Last updated April 12, 2019
With electronic gadgets on the rise in Ghana, worries have been growing over the resultant crisis in the ever increasing amounts of e-waste in the country. Despite the government enacting a law to try and control the importation of such devices into Ghana and curb the electronic waste crisis, critics say that those in power do not really have the will or the desire to stop it or to take the seriousness of the need for the recycling of old cell phones and other electronic items as seriously as it needs to be.
Emmanuel Dogbevi, who is a passionate advocate against the dumping of electronic waste, is one such critic. “We have a clear and present danger, a situation that calls for immediate, urgent, calculated action, and if the government is still talking about laws, what concrete action is on the ground to address the issue?” Dogbevi asks pertinently. “It’s not evident… we need serious public education to discourage Ghanians from patronizing old electronic consumer goods. People might think initially that they’re cheap but they’re not – they’re expensive in the long run.”
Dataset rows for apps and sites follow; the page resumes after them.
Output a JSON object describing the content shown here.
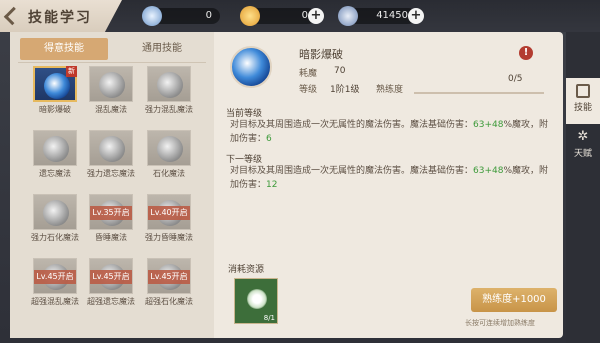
{
  "header": {
    "title": "技能学习",
    "currencies": [
      {
        "icon": "diamond-icon",
        "value": "0",
        "plus": false
      },
      {
        "icon": "gold-coin-icon",
        "value": "0",
        "plus": true
      },
      {
        "icon": "silver-coin-icon",
        "value": "41450",
        "plus": true
      }
    ]
  },
  "tabs": [
    {
      "label": "得意技能",
      "active": true
    },
    {
      "label": "通用技能",
      "active": false
    }
  ],
  "skills": [
    {
      "name": "暗影爆破",
      "lock": "",
      "selected": true,
      "badge": "新"
    },
    {
      "name": "混乱魔法",
      "lock": ""
    },
    {
      "name": "强力混乱魔法",
      "lock": ""
    },
    {
      "name": "遗忘魔法",
      "lock": ""
    },
    {
      "name": "强力遗忘魔法",
      "lock": ""
    },
    {
      "name": "石化魔法",
      "lock": ""
    },
    {
      "name": "强力石化魔法",
      "lock": ""
    },
    {
      "name": "昏睡魔法",
      "lock": "Lv.35开启"
    },
    {
      "name": "强力昏睡魔法",
      "lock": "Lv.40开启"
    },
    {
      "name": "超强混乱魔法",
      "lock": "Lv.45开启"
    },
    {
      "name": "超强遗忘魔法",
      "lock": "Lv.45开启"
    },
    {
      "name": "超强石化魔法",
      "lock": "Lv.45开启"
    }
  ],
  "detail": {
    "name": "暗影爆破",
    "cost_label": "耗魔",
    "cost_value": "70",
    "level_label": "等级",
    "level_value": "1阶1级",
    "proficiency_label": "熟练度",
    "proficiency_value": "0/5",
    "proficiency_fraction": 0,
    "current_title": "当前等级",
    "current_desc_pre": "对目标及其周围造成一次无属性的魔法伤害。魔法基础伤害：",
    "current_desc_green1": "63+48",
    "current_desc_mid": "%魔攻，附加伤害：",
    "current_desc_green2": "6",
    "next_title": "下一等级",
    "next_desc_pre": "对目标及其周围造成一次无属性的魔法伤害。魔法基础伤害：",
    "next_desc_green1": "63+48",
    "next_desc_mid": "%魔攻，附加伤害：",
    "next_desc_green2": "12",
    "resource_title": "消耗资源",
    "resource_count": "8/1",
    "button_label": "熟练度+1000",
    "hint": "长按可连续增加熟练度"
  },
  "sidebar": [
    {
      "label": "技能",
      "icon": "skill-book-icon",
      "active": true
    },
    {
      "label": "天赋",
      "icon": "talent-star-icon",
      "active": false
    }
  ],
  "colors": {
    "accent": "#d6a873",
    "green": "#3d9a3a",
    "warn": "#b33c30"
  }
}
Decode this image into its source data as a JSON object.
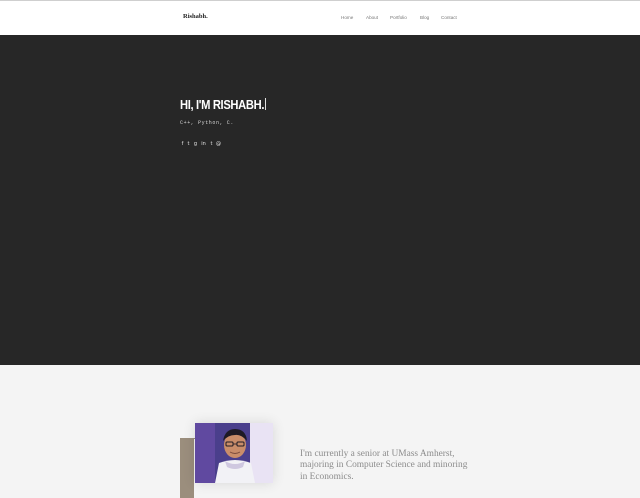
{
  "navbar": {
    "brand": "Rishabh.",
    "links": [
      {
        "label": "Home"
      },
      {
        "label": "About"
      },
      {
        "label": "Portfolio"
      },
      {
        "label": "Blog"
      },
      {
        "label": "Contact"
      }
    ]
  },
  "hero": {
    "title": "HI, I'M RISHABH.",
    "subtitle": "C++, Python, C.",
    "social_icons": [
      {
        "name": "facebook-icon",
        "glyph": "f"
      },
      {
        "name": "twitter-icon",
        "glyph": "t"
      },
      {
        "name": "github-icon",
        "glyph": "g"
      },
      {
        "name": "linkedin-icon",
        "glyph": "in"
      },
      {
        "name": "tumblr-icon",
        "glyph": "t"
      },
      {
        "name": "mail-icon",
        "glyph": "@"
      }
    ]
  },
  "about": {
    "text": "I'm currently a senior at UMass Amherst, majoring in Computer Science and minoring in Economics."
  },
  "colors": {
    "hero_background": "#272727",
    "page_background": "#f4f4f4",
    "frame_accent": "#9b8e7d",
    "about_text": "#8c8c8c"
  }
}
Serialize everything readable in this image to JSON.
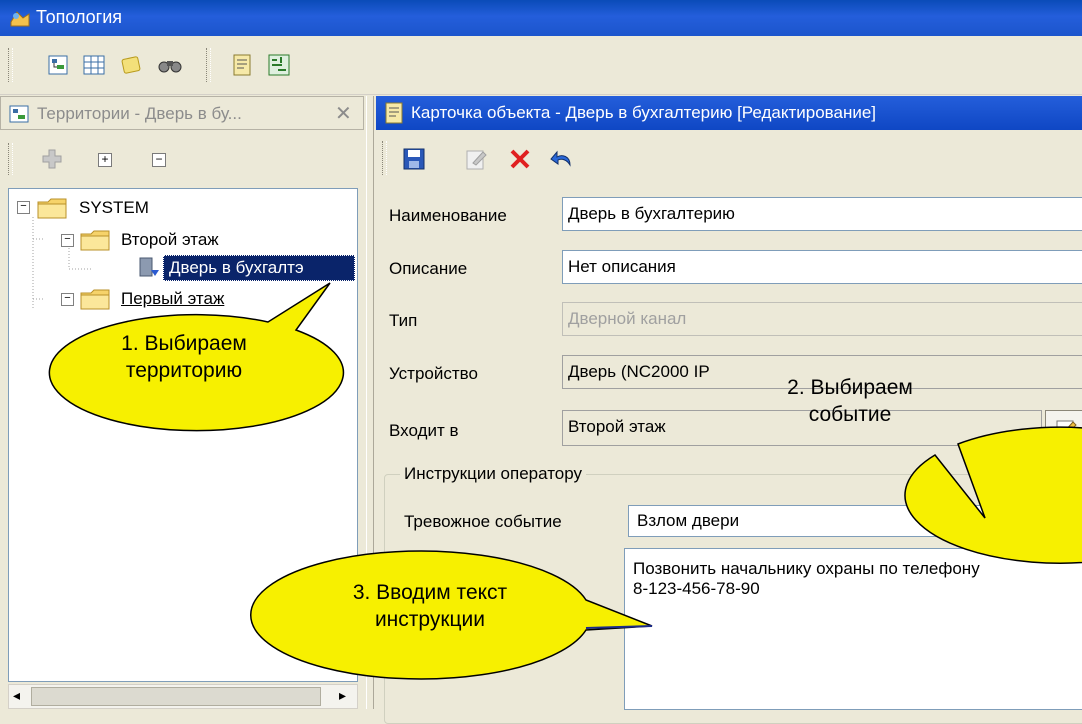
{
  "window": {
    "title": "Топология"
  },
  "left_panel": {
    "title": "Территории - Дверь в бу...",
    "tree": [
      {
        "label": "SYSTEM"
      },
      {
        "label": "Второй этаж"
      },
      {
        "label": "Дверь в бухгалтэ"
      },
      {
        "label": "Первый этаж"
      }
    ]
  },
  "right_panel": {
    "title": "Карточка объекта - Дверь в бухгалтерию [Редактирование]",
    "fields": {
      "name": {
        "label": "Наименование",
        "value": "Дверь в бухгалтерию"
      },
      "description": {
        "label": "Описание",
        "value": "Нет описания"
      },
      "type": {
        "label": "Тип",
        "value": "Дверной канал"
      },
      "device": {
        "label": "Устройство",
        "value": "Дверь (NC2000 IP"
      },
      "parent": {
        "label": "Входит в",
        "value": "Второй этаж"
      }
    },
    "instructions_group": {
      "legend": "Инструкции оператору",
      "alarm_label": "Тревожное событие",
      "alarm_value": "Взлом двери",
      "text": "Позвонить начальнику охраны по телефону\n8-123-456-78-90"
    }
  },
  "callouts": {
    "c1": "1. Выбираем\nтерриторию",
    "c2": "2. Выбираем\nсобытие",
    "c3": "3. Вводим текст\nинструкции"
  },
  "colors": {
    "titlebar": "#245edb",
    "selection": "#0a246a",
    "callout": "#f7f000",
    "delete": "#e02020"
  }
}
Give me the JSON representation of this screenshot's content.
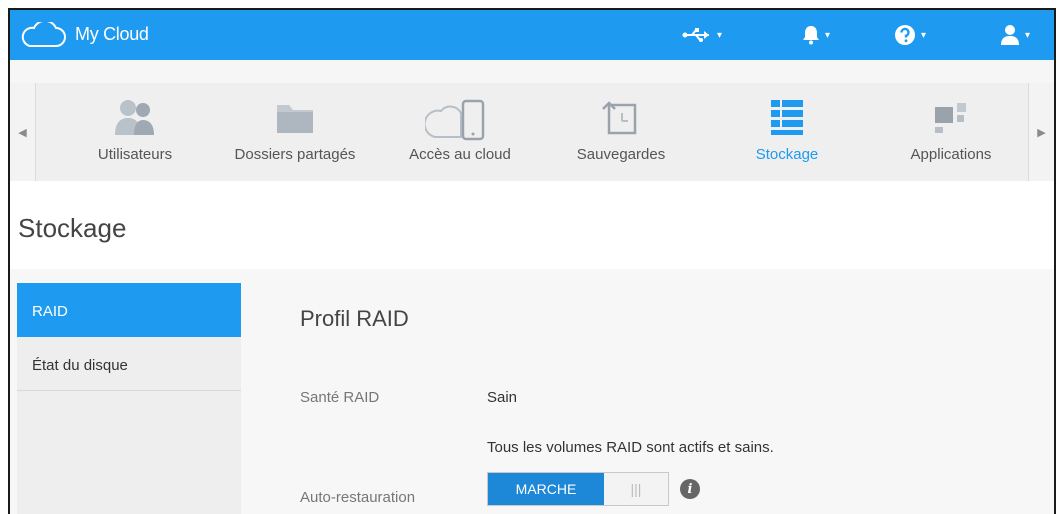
{
  "header": {
    "brand": "My Cloud",
    "icons": [
      "usb-icon",
      "bell-icon",
      "help-icon",
      "user-icon"
    ],
    "caret": "▾",
    "accent_color": "#1e9bf0"
  },
  "nav": {
    "left_arrow": "◀",
    "right_arrow": "▶",
    "items": [
      {
        "label": "Utilisateurs",
        "icon": "users-icon"
      },
      {
        "label": "Dossiers partagés",
        "icon": "folder-icon"
      },
      {
        "label": "Accès au cloud",
        "icon": "cloud-device-icon"
      },
      {
        "label": "Sauvegardes",
        "icon": "backup-icon"
      },
      {
        "label": "Stockage",
        "icon": "storage-icon",
        "active": true
      },
      {
        "label": "Applications",
        "icon": "apps-icon"
      }
    ]
  },
  "page": {
    "title": "Stockage"
  },
  "sidebar": {
    "items": [
      {
        "label": "RAID",
        "active": true
      },
      {
        "label": "État du disque"
      }
    ]
  },
  "raid": {
    "section_title": "Profil RAID",
    "health_label": "Santé RAID",
    "health_value": "Sain",
    "health_detail": "Tous les volumes RAID sont actifs et sains.",
    "auto_restore_label": "Auto-restauration",
    "toggle_on": "MARCHE",
    "toggle_off": "|||",
    "info_glyph": "i"
  }
}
Not everyone in Ghana is in favor of the idea of a ban, with many finding the imports both inexpensive and of better quality than what are available locally, and others wanting quality checks rather than blanket bans. Others note that the government gains valuable revenue from the taxes on such imports. Dogbevi remains unconvinced however, noting “What is economic wellbeing when you don’t have an environment safe enough to exist and to have a healthy lifestyle?”